====== EXERCISE DATA ======

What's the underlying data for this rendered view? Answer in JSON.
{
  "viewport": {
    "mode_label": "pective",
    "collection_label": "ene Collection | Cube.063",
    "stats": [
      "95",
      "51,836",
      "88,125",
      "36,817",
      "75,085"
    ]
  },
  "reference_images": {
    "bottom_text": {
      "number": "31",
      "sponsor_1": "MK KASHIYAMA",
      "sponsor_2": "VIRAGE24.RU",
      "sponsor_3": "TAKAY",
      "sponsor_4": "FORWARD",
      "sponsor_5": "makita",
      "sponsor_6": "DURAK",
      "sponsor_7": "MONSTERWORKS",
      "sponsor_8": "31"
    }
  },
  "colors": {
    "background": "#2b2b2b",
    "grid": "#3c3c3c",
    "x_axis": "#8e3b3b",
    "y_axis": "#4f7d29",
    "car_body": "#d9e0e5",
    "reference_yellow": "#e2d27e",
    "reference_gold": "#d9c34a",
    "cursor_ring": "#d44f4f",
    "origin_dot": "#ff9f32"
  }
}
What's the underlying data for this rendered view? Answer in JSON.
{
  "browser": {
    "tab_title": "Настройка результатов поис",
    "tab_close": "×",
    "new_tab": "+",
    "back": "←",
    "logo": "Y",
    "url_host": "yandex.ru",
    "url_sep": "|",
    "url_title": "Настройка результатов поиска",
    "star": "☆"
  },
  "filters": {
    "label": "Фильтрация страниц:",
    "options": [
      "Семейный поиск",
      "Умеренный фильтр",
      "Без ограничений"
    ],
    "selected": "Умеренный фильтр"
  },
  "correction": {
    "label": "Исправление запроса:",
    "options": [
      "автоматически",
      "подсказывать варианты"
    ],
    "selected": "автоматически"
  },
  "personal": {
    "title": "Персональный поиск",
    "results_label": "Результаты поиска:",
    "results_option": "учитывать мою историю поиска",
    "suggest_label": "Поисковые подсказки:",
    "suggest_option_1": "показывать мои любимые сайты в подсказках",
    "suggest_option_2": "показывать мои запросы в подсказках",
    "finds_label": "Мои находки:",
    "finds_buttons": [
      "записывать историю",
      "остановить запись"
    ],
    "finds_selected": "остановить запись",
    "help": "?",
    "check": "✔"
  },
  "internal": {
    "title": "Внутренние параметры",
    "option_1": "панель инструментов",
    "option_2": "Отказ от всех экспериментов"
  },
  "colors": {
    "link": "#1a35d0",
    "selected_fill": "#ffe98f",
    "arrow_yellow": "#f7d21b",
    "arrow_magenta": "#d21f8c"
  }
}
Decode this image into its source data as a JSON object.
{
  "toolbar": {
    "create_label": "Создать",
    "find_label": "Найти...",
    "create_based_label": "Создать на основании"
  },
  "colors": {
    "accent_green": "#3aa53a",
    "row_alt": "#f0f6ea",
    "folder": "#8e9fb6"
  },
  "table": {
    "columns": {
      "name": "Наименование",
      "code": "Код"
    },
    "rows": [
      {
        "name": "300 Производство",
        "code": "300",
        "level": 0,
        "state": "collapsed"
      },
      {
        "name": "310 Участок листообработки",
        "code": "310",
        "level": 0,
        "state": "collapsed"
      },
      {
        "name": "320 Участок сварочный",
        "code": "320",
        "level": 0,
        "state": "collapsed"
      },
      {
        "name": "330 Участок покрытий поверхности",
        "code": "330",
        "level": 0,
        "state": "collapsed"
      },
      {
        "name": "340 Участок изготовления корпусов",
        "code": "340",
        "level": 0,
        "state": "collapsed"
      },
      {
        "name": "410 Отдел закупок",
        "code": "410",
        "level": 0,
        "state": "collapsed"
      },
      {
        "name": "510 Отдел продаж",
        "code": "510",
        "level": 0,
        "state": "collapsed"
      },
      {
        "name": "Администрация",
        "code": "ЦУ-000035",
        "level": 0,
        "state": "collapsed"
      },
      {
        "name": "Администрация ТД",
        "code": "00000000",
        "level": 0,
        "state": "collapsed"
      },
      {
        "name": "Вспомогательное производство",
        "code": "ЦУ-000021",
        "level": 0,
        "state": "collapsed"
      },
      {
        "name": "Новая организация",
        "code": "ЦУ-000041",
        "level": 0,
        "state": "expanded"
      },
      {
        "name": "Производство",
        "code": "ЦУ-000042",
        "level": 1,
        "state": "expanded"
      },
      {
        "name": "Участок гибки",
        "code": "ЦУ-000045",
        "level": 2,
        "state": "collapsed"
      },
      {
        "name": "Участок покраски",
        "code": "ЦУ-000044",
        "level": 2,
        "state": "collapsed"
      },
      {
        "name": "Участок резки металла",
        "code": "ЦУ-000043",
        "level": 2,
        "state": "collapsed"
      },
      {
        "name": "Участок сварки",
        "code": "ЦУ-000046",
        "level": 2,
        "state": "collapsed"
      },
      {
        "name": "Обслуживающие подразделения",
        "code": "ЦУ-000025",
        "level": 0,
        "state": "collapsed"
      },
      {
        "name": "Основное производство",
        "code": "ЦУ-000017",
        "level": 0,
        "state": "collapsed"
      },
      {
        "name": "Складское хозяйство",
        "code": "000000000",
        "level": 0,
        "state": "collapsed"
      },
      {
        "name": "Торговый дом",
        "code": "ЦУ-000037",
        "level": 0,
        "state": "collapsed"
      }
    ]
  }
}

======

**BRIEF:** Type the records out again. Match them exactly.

**ANSWER SPACE:**
What's the underlying data for this rendered view? Answer in JSON.
{
  "viewport": {
    "mode_label": "pective",
    "collection_label": "ene Collection | Cube.063",
    "stats": [
      "95",
      "51,836",
      "88,125",
      "36,817",
      "75,085"
    ]
  },
  "reference_images": {
    "bottom_text": {
      "number": "31",
      "sponsor_1": "MK KASHIYAMA",
      "sponsor_2": "VIRAGE24.RU",
      "sponsor_3": "TAKAY",
      "sponsor_4": "FORWARD",
      "sponsor_5": "makita",
      "sponsor_6": "DURAK",
      "sponsor_7": "MONSTERWORKS",
      "sponsor_8": "31"
    }
  },
  "colors": {
    "background": "#2b2b2b",
    "grid": "#3c3c3c",
    "x_axis": "#8e3b3b",
    "y_axis": "#4f7d29",
    "car_body": "#d9e0e5",
    "reference_yellow": "#e2d27e",
    "reference_gold": "#d9c34a",
    "cursor_ring": "#d44f4f",
    "origin_dot": "#ff9f32"
  }
}
What's the underlying data for this rendered view? Answer in JSON.
{
  "browser": {
    "tab_title": "Настройка результатов поис",
    "tab_close": "×",
    "new_tab": "+",
    "back": "←",
    "logo": "Y",
    "url_host": "yandex.ru",
    "url_sep": "|",
    "url_title": "Настройка результатов поиска",
    "star": "☆"
  },
  "filters": {
    "label": "Фильтрация страниц:",
    "options": [
      "Семейный поиск",
      "Умеренный фильтр",
      "Без ограничений"
    ],
    "selected": "Умеренный фильтр"
  },
  "correction": {
    "label": "Исправление запроса:",
    "options": [
      "автоматически",
      "подсказывать варианты"
    ],
    "selected": "автоматически"
  },
  "personal": {
    "title": "Персональный поиск",
    "results_label": "Результаты поиска:",
    "results_option": "учитывать мою историю поиска",
    "suggest_label": "Поисковые подсказки:",
    "suggest_option_1": "показывать мои любимые сайты в подсказках",
    "suggest_option_2": "показывать мои запросы в подсказках",
    "finds_label": "Мои находки:",
    "finds_buttons": [
      "записывать историю",
      "остановить запись"
    ],
    "finds_selected": "остановить запись",
    "help": "?",
    "check": "✔"
  },
  "internal": {
    "title": "Внутренние параметры",
    "option_1": "панель инструментов",
    "option_2": "Отказ от всех экспериментов"
  },
  "colors": {
    "link": "#1a35d0",
    "selected_fill": "#ffe98f",
    "arrow_yellow": "#f7d21b",
    "arrow_magenta": "#d21f8c"
  }
}
Decode this image into its source data as a JSON object.
{
  "toolbar": {
    "create_label": "Создать",
    "find_label": "Найти...",
    "create_based_label": "Создать на основании"
  },
  "colors": {
    "accent_green": "#3aa53a",
    "row_alt": "#f0f6ea",
    "folder": "#8e9fb6"
  },
  "table": {
    "columns": {
      "name": "Наименование",
      "code": "Код"
    },
    "rows": [
      {
        "name": "300 Производство",
        "code": "300",
        "level": 0,
        "state": "collapsed"
      },
      {
        "name": "310 Участок листообработки",
        "code": "310",
        "level": 0,
        "state": "collapsed"
      },
      {
        "name": "320 Участок сварочный",
        "code": "320",
        "level": 0,
        "state": "collapsed"
      },
      {
        "name": "330 Участок покрытий поверхности",
        "code": "330",
        "level": 0,
        "state": "collapsed"
      },
      {
        "name": "340 Участок изготовления корпусов",
        "code": "340",
        "level": 0,
        "state": "collapsed"
      },
      {
        "name": "410 Отдел закупок",
        "code": "410",
        "level": 0,
        "state": "collapsed"
      },
      {
        "name": "510 Отдел продаж",
        "code": "510",
        "level": 0,
        "state": "collapsed"
      },
      {
        "name": "Администрация",
        "code": "ЦУ-000035",
        "level": 0,
        "state": "collapsed"
      },
      {
        "name": "Администрация ТД",
        "code": "00000000",
        "level": 0,
        "state": "collapsed"
      },
      {
        "name": "Вспомогательное производство",
        "code": "ЦУ-000021",
        "level": 0,
        "state": "collapsed"
      },
      {
        "name": "Новая организация",
        "code": "ЦУ-000041",
        "level": 0,
        "state": "expanded"
      },
      {
        "name": "Производство",
        "code": "ЦУ-000042",
        "level": 1,
        "state": "expanded"
      },
      {
        "name": "Участок гибки",
        "code": "ЦУ-000045",
        "level": 2,
        "state": "collapsed"
      },
      {
        "name": "Участок покраски",
        "code": "ЦУ-000044",
        "level": 2,
        "state": "collapsed"
      },
      {
        "name": "Участок резки металла",
        "code": "ЦУ-000043",
        "level": 2,
        "state": "collapsed"
      },
      {
        "name": "Участок сварки",
        "code": "ЦУ-000046",
        "level": 2,
        "state": "collapsed"
      },
      {
        "name": "Обслуживающие подразделения",
        "code": "ЦУ-000025",
        "level": 0,
        "state": "collapsed"
      },
      {
        "name": "Основное производство",
        "code": "ЦУ-000017",
        "level": 0,
        "state": "collapsed"
      },
      {
        "name": "Складское хозяйство",
        "code": "000000000",
        "level": 0,
        "state": "collapsed"
      },
      {
        "name": "Торговый дом",
        "code": "ЦУ-000037",
        "level": 0,
        "state": "collapsed"
      }
    ]
  }
}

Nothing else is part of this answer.